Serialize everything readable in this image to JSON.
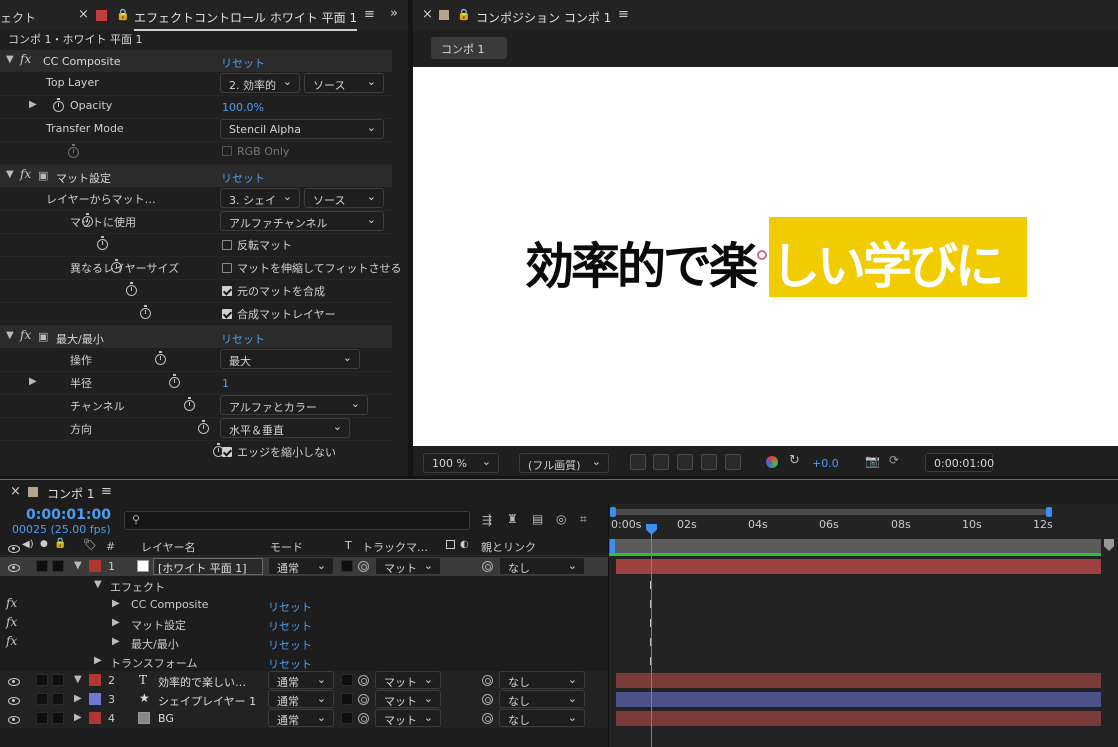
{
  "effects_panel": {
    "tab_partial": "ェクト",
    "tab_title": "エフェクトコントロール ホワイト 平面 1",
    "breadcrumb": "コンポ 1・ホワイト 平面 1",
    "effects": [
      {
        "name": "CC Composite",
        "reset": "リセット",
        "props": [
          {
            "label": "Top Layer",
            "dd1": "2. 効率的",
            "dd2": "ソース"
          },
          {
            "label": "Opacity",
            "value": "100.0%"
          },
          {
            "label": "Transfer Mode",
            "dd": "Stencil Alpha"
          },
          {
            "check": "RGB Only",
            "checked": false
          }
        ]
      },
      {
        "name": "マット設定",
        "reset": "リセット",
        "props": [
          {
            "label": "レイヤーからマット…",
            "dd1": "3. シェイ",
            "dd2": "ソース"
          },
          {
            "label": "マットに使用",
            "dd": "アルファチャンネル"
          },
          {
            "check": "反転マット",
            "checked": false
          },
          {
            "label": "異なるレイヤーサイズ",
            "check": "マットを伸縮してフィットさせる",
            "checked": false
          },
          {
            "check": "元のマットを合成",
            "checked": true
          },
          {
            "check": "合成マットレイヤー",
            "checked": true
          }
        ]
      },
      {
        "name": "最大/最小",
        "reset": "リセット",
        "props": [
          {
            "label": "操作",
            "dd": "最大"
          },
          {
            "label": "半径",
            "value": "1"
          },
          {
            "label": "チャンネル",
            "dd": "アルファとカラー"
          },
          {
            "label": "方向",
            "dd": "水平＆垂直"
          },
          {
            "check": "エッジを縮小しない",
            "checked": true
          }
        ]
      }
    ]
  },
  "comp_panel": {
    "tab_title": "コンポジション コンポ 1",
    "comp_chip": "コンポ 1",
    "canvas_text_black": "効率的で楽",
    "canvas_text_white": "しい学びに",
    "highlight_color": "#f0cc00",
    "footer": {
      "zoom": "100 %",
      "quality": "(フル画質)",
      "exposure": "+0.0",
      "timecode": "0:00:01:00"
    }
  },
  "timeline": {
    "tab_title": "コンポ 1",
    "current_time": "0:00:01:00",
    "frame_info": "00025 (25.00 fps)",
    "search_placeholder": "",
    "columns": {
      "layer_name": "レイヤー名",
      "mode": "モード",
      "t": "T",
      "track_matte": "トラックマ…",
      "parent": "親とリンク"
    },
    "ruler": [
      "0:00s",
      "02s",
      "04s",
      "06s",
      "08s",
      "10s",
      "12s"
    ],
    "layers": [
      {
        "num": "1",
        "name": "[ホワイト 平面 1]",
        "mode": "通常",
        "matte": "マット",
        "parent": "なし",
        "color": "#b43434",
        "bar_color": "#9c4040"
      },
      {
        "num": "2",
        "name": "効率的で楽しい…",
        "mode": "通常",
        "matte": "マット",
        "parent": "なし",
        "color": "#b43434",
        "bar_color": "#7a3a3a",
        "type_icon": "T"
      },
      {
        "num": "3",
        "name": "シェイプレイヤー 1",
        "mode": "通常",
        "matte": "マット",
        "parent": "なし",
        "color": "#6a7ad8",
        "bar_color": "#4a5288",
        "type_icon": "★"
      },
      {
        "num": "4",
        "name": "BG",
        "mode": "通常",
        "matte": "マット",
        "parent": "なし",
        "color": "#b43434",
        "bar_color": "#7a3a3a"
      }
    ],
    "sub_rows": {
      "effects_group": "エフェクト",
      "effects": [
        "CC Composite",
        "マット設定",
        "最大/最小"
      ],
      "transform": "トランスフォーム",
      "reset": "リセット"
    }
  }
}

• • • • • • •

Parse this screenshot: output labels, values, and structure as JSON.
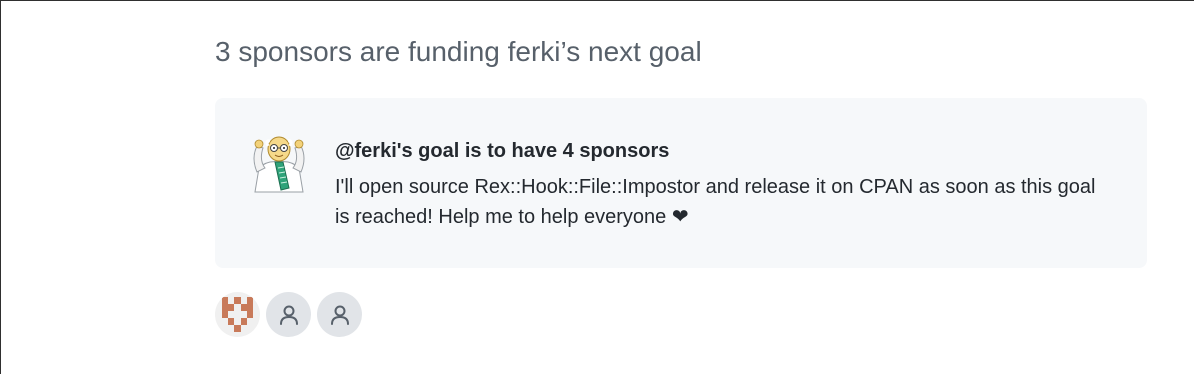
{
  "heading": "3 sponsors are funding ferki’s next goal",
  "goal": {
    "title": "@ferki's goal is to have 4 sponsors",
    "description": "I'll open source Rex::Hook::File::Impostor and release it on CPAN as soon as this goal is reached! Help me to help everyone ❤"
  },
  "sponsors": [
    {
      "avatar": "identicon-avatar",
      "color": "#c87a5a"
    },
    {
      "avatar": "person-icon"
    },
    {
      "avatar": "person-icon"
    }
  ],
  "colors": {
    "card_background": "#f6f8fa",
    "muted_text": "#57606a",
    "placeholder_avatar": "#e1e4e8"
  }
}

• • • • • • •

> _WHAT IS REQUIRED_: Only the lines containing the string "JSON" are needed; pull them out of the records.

> _ANSWER TO THE EXERCISE_:
Serialize everything readable in this image to JSON.
Parse this screenshot: output labels, values, and structure as JSON.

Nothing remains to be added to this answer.